What most people know as the Florida Keys is the chain of inhabited islands that are connected to each other and the Florida mainland by the overseas highway. However, these islands are actually only one small element of a 100-mile-long strip of shallow water flats, tangled channels, and wild mangrove islands that separate the Atlantic Ocean from the Gulf of Mexico along a line running southwest from the Florida mainland to the Dry Tortugas. At its northern reaches, this strip blends into the waters of Florida Bay, the vast body of water that lies between the southern tip of mainland Florida and the upper Florida Keys down to Long Key. The Bay and the Keys make up part of the greater South Florida/Everglades ecosystem, a unique natural environment that covers about 10,800 square miles from Orlando to the Dry Tortugas.

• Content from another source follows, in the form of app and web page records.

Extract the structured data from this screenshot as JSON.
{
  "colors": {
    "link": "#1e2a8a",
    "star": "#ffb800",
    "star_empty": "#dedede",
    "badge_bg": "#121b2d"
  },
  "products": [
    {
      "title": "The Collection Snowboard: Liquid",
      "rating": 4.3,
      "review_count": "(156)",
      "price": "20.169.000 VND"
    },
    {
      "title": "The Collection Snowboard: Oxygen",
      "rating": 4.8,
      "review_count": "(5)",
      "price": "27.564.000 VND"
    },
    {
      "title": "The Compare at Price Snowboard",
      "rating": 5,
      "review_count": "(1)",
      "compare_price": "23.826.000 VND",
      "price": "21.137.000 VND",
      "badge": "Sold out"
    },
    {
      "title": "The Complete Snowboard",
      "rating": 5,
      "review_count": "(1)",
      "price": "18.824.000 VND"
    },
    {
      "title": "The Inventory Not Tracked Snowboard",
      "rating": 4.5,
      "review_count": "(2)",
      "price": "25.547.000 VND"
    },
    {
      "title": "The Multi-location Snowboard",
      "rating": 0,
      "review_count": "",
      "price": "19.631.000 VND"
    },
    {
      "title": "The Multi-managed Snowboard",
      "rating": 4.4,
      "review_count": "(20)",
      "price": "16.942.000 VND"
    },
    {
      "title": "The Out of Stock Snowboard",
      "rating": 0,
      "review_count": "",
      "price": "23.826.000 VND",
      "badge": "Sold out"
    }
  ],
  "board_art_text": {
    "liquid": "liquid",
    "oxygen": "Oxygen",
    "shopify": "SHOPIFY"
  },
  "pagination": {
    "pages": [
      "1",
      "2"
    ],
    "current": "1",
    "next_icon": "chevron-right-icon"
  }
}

Fisherman and explorers from the upper Keys generally refer to the waters of Florida Bay itself as the Backcountry. Depending on the bounds used for measurement, the size of the Bay is variously set at 800 square miles (2,100 km2), 850 square miles (2,200 km2), or 1,000 square miles (2,600 km2). The Florida Bay is characterized by many shallow interconnected basins, averaging only three feet in depth. Most of this area falls within the boundaries of the Everglades National Park, with the southern edge along the Florida Keys included in the Florida Keys National Marine Sanctuary. Florida Bay is a natural wonderland and a sportsman’s paradise that offers incredible opportunities for fishing, snorkeling and diving, wildlife viewing, and marine wilderness exploration.
In contrast, in the lower Keys and Key West, the Backcountry is generally identified as the pristine shallow-water marine environment that lies along the Gulf side of the Keys, beginning with the waters around Key West and running northeast up the island chain along the length of the Keys. This is a region of crystal-clear waters, shallow sand, coral, and sea-grass Flats cut by deeper channels, uninhabited mangrove islands, and tide-dependent sandbanks and beaches. All of the Backcountry lies within the Florida Keys National Marine Sanctuary, and portions near Key West are also within the boundaries of the Great White Heron National Wildlife Refuge and the National Key Deer Refuge.
Coral Flats in the Key West Backcountry.
The Key West Backcountry is world-renowned as a fisherman’s paradise. It also offers unmatched opportunities for marine exploration and adventure recreation. Much of the area is extremely shallow and strongly affected by the tide. Navigable water can become dry land in a matter of hours, and fierce tidal currents run through the channels between islands and Flats. Recreational access to much of the area requires an expert captain and a specialized shallow-draft boat.
However, the development of the easy-to-maneuver sea kayak and other effective shallow-water craft such as the stand-up paddle board and the jet ski has opened the Backcountry for easy access by thousands of adventurous Key West visitors. A trip into this unique marine environment is unmatched for beautiful scenery, interesting bird and wildlife encounters, shelling and beachcombing, and the sublime relaxation of swimming, sunning, and picnicking on remote, empty sand bars and beaches.
Sea kayaking among the mangrove islands.
When paddling quietly through the narrow mangrove channels and across the clear-water Flats of the Backcountry, it is common to encounter herons, egrets, exotic migratory birds, sea turtles, manatees, sharks, rays, and many species of tropical fish. The waters of the Backcountry are in many areas protected from wind and waves, so they are most often calm, clear, and very safe for swimming and snorkeling. Though very easy and convenient to access from Key West, a Backcountry sea-kayaking eco-tour is still an adventure of a lifetime, with something for everyone from young to old, from first-time paddlers to seasoned kayakers.
A day exploring the Key West Backcountry is a must-do for your visit to the island. See the Keys marine environment preserved much as it has appeared for thousands of years, and get close-up views of unique wildlife, including many rare and endangered species. Cool Key West offers easy booking for many different Backcountry tour options. Spend a day exploring, snorkeling, and swimming. Combine a paddle with a sunset cocktail sail. Or head out on a Flats fishing trip in pursuit of the Keys Grand Slam – Tarpon, Permit, and Bonefish all caught in one day. Whichever choice you make, a day spent in the Key West Backcountry will show you why some old Keys hands dedicate decades to exploring this marine wilderness wonderland.